What to work on:
The word "name" occurs in some of the lines below; copy each of those lines.

Stored items:
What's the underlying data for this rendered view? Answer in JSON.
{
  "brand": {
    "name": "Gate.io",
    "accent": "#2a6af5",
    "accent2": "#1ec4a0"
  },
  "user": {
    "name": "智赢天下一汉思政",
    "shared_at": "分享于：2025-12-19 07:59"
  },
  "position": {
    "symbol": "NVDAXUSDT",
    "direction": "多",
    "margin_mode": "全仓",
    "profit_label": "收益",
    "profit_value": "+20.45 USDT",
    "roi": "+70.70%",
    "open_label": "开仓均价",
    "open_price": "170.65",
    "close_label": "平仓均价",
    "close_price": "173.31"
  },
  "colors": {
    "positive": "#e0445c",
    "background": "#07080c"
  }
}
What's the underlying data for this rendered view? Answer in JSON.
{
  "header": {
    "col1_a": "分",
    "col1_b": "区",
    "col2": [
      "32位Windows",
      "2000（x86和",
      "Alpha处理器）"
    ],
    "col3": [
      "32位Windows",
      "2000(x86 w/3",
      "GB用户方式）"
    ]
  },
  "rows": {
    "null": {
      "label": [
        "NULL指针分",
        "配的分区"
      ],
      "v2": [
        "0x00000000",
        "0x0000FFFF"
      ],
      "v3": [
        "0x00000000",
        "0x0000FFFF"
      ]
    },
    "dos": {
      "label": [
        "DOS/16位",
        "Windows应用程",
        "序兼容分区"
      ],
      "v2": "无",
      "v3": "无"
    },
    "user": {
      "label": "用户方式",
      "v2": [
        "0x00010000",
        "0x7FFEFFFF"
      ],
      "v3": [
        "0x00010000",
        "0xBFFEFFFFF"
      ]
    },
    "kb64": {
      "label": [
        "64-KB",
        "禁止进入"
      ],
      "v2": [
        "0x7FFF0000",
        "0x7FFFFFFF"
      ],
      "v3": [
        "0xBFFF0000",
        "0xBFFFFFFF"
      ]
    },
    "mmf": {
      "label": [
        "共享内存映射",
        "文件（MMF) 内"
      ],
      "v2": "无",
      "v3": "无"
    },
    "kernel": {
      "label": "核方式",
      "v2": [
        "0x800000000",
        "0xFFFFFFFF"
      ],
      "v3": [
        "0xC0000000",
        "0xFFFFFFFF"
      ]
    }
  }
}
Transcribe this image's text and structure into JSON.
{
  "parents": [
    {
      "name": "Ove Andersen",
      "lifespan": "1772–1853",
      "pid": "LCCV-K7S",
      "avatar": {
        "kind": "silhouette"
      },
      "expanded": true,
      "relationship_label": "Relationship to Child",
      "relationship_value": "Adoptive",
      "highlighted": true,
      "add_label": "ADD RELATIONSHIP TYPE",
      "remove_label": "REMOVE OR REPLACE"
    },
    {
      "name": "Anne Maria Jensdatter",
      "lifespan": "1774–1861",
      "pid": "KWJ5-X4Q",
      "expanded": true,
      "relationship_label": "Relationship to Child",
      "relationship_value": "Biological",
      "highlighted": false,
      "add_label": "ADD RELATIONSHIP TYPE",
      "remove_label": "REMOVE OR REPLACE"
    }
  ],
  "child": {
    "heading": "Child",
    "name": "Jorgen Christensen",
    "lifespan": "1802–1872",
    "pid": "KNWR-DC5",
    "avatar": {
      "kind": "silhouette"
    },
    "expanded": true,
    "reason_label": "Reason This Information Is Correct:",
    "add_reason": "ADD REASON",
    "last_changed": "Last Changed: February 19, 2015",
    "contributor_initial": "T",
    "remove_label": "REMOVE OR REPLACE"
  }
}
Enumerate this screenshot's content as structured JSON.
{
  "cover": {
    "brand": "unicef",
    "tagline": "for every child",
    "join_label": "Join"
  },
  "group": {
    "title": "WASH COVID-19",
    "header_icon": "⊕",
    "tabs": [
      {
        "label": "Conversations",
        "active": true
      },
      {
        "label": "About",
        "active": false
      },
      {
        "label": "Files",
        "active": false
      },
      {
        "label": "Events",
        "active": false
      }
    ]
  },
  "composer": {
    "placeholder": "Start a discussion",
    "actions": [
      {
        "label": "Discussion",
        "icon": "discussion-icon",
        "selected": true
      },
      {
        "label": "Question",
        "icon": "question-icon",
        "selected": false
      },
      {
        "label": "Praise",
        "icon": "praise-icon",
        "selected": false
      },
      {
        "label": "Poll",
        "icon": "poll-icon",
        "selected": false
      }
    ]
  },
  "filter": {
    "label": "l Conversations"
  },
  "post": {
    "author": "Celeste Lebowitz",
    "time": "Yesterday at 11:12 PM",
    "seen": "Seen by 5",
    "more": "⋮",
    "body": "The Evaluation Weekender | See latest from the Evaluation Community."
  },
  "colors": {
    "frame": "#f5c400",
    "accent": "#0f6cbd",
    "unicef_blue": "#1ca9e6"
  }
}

Result of the exercise:
    "name": "Gate.io",
    "name": "智赢天下一汉思政",
      "name": "Ove Andersen",
      "name": "Anne Maria Jensdatter",
    "name": "Jorgen Christensen",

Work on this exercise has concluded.